Fund’s representative in Managua! If you would like more
information on the Santa Rosa Fund you can contact Rene
Zamora on + 505 277 2488 or write to Martin Mowforth
(Santa Rosa Fund membership secretary) at the Santa Rosa
Fund address or on mmowforth@plymouth.ac.uk .
If you are in Nicaragua and would like to sponsor us, or are
even interested in taking part in the ride, please contact
Michael Peart (see contact details below). If you are in the
UK and would like to sponsor us, please contact Martin
Mowforth.
Michael Peart, Casa M11, Residencial Sierras Doradas, Km 17 C. Masaya, Nicaragua, Central America
+ 505 222-2266 / 851-5121
michael@unionjacksa.com
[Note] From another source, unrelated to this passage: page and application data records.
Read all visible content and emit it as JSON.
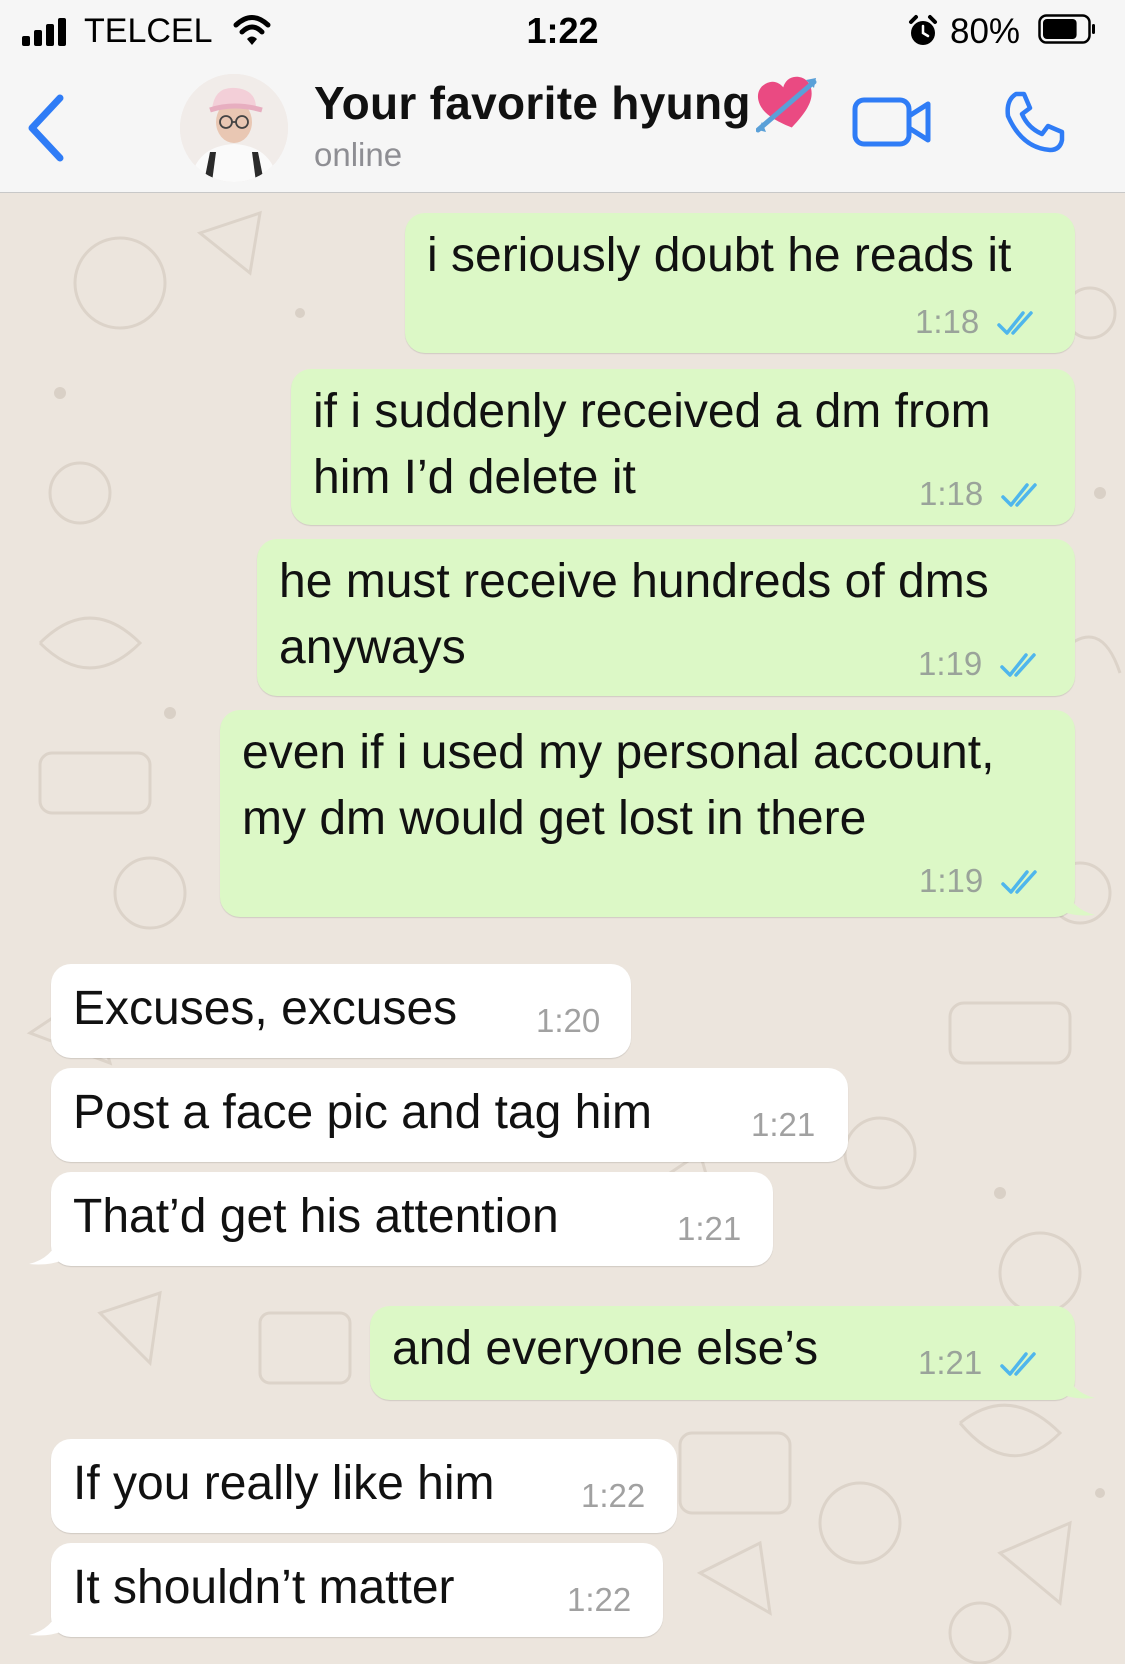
{
  "status_bar": {
    "carrier": "TELCEL",
    "time": "1:22",
    "battery_percent": "80%",
    "battery_level": 0.8
  },
  "header": {
    "contact_name": "Your favorite hyung",
    "status": "online",
    "name_emoji": "heart-with-arrow-icon"
  },
  "messages": [
    {
      "direction": "outgoing",
      "text": "i seriously doubt he reads it",
      "time": "1:18",
      "read": true
    },
    {
      "direction": "outgoing",
      "text": "if i suddenly received a dm from\nhim I’d delete it",
      "time": "1:18",
      "read": true
    },
    {
      "direction": "outgoing",
      "text": "he must receive hundreds of dms\nanyways",
      "time": "1:19",
      "read": true
    },
    {
      "direction": "outgoing",
      "text": "even if i used my personal account,\nmy dm would get lost in there",
      "time": "1:19",
      "read": true
    },
    {
      "direction": "incoming",
      "text": "Excuses, excuses",
      "time": "1:20"
    },
    {
      "direction": "incoming",
      "text": "Post a face pic and tag him",
      "time": "1:21"
    },
    {
      "direction": "incoming",
      "text": "That’d get his attention",
      "time": "1:21"
    },
    {
      "direction": "outgoing",
      "text": "and everyone else’s",
      "time": "1:21",
      "read": true
    },
    {
      "direction": "incoming",
      "text": "If you really like him",
      "time": "1:22"
    },
    {
      "direction": "incoming",
      "text": "It shouldn’t matter",
      "time": "1:22"
    }
  ],
  "colors": {
    "accent": "#2f7cf6",
    "outgoing_bubble": "#dcf8c6",
    "incoming_bubble": "#ffffff",
    "chat_background": "#ece5dd",
    "read_ticks": "#4fb6ec"
  }
}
SRF Newsletter Nov. 2005, P.7

Throwing out your old mobile ???
Then recycle it for the Santa Rosa Fund.
A company in the Midlands (run by SRF supporter Geoff Durant) is offering £3 for every mobile phone and charger that it
receives from the Fund. The company then updates the phones and recycles them into the market as working mobile phones. The
old phones for recycling do not necessarily have to have their SIM cards.
Anyone wanting to donate their old mobile can take it to a number of centres that have a ‘Mobile Phone Recycling Box’.
Currently these include:
Tavistock Cycles in Paddons Row, Tavistock
Sixth Form Centre, Tavistock College
John Bentley School, Calne, Wilts.
We hope that other supporters of the Fund will want to participate in this scheme and open a ‘Mobile
Phone
Recycling Box’ in their centre. The period after Xmas is likely to be particularly productive for recycling old mobiles as people
receive presents of new mobile phones and ditch their old ones. Anyone interested in having a ‘receiver box’ for the benefit of the
Santa Rosa Fund should contact June Mowforth (as below).
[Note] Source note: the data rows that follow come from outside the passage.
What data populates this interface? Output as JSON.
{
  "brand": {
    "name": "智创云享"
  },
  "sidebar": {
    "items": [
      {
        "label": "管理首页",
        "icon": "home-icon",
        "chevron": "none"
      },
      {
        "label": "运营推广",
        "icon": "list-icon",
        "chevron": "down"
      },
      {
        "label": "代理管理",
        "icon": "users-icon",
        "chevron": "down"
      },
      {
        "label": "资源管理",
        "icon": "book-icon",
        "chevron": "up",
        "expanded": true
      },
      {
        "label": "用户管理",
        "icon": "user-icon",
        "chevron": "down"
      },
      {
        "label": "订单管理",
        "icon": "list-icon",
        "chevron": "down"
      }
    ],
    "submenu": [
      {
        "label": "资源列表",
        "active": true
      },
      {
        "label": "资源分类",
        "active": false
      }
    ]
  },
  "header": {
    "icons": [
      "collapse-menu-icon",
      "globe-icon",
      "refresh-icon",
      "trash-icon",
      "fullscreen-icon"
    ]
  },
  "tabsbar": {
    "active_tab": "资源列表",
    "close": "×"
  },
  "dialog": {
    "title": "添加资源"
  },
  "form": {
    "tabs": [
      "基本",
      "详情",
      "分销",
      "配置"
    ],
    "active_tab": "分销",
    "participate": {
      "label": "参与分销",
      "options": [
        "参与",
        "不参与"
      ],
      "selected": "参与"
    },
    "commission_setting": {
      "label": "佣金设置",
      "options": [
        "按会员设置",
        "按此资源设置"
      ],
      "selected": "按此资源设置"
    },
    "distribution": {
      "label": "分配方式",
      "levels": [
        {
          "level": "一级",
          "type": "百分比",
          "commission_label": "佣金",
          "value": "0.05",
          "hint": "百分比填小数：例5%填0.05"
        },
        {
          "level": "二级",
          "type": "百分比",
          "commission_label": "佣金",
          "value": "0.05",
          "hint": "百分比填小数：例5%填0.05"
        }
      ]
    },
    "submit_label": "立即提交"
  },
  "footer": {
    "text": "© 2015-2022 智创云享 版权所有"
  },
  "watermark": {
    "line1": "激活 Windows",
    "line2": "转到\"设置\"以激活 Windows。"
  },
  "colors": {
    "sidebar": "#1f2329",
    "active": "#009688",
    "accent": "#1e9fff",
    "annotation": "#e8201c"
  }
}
SRF QUIZ NIGHT
Friday 25th November 2005 7:30 pm for a 8 pm start.
At the Parish Rooms, Plymouth Road, Tavistock £6 entry fee for each team.
Bring own drinks, although coffee and tea will be served during the break.
Last year we started late because at 8 pm we were still trying to cram more teams in. So please try to turn up before 8 pm. This is
a popular and very enjoyable event in which the race for the wooden spoon is just as competitive as the race for the top spot.

CENTRAL AMERICA WEEK, 2006
This short note is just an advance warning to our supporters that in March next year we are planning to hold an event at
which the five trustees who will be visiting the Santa Rosa Fund’s projects in Nicaragua during January will report back
to other supporters. The event will probably be held in Tavistock, Devon. It will be planned to coincide with Central
America Week in the second half of March, and we shall attempt to mix the report with some fun and music.
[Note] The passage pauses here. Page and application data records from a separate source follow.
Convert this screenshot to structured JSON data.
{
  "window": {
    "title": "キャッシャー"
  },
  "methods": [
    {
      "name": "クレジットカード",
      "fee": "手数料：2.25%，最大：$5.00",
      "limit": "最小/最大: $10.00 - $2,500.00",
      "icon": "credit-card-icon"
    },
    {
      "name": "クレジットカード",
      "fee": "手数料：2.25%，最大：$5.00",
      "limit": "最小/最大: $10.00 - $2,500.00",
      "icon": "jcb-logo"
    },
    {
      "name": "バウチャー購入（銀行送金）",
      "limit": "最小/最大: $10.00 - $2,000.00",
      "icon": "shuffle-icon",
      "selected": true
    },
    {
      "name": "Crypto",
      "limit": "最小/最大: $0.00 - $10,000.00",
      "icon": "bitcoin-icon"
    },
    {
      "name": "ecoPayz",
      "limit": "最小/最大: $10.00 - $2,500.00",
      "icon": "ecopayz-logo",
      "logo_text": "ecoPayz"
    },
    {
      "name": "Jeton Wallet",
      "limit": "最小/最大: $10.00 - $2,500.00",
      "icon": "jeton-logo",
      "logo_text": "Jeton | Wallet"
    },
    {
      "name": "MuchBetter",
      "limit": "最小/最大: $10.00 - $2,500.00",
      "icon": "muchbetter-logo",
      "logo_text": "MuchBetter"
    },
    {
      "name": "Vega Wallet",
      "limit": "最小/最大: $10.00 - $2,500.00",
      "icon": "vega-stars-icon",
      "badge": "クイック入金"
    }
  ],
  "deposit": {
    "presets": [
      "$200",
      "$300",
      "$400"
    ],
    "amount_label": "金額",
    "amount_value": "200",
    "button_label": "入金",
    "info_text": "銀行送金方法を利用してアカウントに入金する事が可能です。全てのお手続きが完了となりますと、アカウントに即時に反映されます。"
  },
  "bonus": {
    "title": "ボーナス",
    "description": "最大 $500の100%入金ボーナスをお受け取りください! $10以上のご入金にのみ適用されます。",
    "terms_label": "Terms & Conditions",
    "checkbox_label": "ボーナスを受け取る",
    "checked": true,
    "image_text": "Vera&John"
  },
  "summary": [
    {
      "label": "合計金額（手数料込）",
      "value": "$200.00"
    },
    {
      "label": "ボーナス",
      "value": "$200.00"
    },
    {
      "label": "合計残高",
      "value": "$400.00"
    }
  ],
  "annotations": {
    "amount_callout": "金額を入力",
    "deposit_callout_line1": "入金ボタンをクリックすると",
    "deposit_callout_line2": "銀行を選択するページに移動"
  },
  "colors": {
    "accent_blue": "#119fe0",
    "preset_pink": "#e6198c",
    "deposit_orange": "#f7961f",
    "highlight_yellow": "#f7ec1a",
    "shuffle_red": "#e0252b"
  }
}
ENCLOSED WITH THIS NEWSLETTER IS THE ANNUAL SUBSCRIPTION
RENEWAL FORM. WE HOPE YOU WILL FEEL THAT THE WORK OF THE
SANTA ROSA FUND IS WORTHY OF YOUR RENEWED DONATION.

Santa Rosa Fund contact addresses:
For official and general enquiries: Secretary: June Mowforth, 51 West Street, Tavistock, Devon PL19 8JZ; Tel. 01822 617504; email:
mmowforth@plymouth.ac.uk
Chair of trustees: Pete Mayston; Treasurer: Pat Mayston, Rose Cottage, Tuckermarsh, Bere Alston, Yelverton, Devon PL20 7HB; Tel. 01822 840297; email:
pmayston@fish.co.uk
For information on Nicaragua Twin Town groups: Rick Blower; email: r.blower@btinternet.com